> [Problem details]
Show each line of the records in which the word "copy" occurs.

> [Data to process]
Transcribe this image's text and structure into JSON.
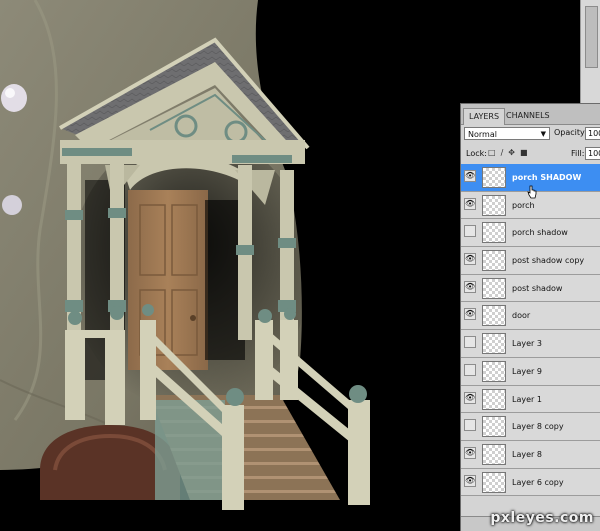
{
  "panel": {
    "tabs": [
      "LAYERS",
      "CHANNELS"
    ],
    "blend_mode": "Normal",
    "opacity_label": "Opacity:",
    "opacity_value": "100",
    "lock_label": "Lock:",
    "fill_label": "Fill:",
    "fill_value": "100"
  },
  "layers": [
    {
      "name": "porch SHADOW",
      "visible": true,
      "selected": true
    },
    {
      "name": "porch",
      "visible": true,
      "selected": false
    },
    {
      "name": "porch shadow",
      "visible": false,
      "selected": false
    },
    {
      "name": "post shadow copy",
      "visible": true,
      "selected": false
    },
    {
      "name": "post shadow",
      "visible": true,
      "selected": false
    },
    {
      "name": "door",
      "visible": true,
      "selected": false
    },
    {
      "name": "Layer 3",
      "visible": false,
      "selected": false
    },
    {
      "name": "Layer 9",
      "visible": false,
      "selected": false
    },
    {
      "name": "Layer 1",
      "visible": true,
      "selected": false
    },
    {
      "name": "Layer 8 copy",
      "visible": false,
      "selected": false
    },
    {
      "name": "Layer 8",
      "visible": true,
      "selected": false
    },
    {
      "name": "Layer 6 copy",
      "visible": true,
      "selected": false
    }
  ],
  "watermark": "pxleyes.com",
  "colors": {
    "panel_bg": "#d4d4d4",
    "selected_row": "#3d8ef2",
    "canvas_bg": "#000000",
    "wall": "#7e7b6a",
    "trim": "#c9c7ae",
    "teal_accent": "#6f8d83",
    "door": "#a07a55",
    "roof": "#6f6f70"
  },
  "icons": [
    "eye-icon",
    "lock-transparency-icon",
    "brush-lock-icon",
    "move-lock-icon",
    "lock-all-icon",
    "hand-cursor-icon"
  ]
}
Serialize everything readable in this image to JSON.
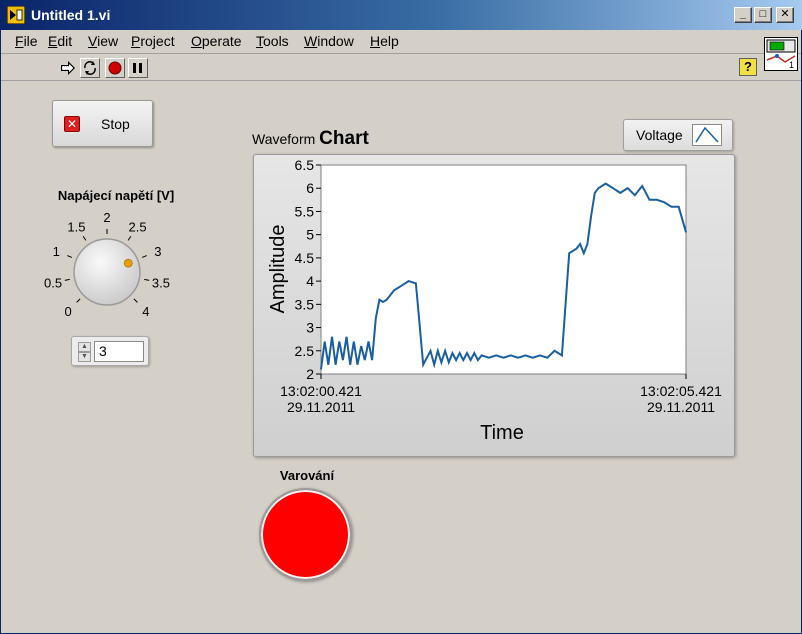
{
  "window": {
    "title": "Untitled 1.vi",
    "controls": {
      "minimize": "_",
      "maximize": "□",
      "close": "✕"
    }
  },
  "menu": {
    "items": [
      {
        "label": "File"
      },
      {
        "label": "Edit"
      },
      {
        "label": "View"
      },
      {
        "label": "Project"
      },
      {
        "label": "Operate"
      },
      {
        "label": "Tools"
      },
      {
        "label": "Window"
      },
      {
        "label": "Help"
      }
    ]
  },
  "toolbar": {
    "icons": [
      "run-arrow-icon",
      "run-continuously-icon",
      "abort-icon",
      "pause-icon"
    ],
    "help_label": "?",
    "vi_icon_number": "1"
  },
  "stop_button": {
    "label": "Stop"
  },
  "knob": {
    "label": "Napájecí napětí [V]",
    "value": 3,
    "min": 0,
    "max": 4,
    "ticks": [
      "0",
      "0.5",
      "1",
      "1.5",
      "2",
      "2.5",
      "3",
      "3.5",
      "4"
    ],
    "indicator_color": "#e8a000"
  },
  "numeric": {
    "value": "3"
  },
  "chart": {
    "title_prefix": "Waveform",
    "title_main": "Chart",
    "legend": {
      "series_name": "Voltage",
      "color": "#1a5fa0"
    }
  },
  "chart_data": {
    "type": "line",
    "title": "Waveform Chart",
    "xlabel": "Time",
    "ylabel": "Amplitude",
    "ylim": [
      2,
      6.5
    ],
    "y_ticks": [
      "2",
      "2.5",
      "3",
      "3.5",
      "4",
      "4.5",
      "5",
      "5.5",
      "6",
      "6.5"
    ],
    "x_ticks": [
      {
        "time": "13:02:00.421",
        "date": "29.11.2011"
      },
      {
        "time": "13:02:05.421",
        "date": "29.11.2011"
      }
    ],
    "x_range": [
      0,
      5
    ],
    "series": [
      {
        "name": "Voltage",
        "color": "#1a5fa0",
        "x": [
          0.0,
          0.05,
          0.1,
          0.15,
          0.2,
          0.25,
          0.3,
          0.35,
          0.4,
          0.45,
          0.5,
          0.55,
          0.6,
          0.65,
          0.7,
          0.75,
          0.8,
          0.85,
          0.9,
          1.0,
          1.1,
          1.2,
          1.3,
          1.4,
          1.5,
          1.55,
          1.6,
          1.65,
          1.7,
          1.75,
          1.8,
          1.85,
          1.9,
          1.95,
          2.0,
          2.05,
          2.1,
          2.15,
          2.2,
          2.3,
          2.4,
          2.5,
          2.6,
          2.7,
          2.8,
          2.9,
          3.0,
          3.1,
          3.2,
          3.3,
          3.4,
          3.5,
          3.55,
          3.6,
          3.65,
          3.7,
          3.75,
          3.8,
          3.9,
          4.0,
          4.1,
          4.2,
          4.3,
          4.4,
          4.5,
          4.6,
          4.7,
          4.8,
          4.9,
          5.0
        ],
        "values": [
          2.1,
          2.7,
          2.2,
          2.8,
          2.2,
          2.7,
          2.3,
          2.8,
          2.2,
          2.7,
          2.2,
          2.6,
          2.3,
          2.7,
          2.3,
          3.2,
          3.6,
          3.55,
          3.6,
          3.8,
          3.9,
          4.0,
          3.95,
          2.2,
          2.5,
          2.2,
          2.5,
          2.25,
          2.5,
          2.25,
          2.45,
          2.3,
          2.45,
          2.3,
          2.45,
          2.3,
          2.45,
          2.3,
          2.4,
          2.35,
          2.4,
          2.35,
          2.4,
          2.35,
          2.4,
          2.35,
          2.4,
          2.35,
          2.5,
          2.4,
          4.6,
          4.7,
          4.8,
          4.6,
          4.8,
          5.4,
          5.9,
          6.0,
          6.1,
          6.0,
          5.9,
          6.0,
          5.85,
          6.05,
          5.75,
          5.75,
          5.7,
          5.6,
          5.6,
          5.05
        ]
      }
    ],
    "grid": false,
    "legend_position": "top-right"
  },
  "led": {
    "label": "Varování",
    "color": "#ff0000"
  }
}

> [Response to this exercise]
      "name": "post shadow copy",
      "name": "Layer 8 copy",
      "name": "Layer 6 copy",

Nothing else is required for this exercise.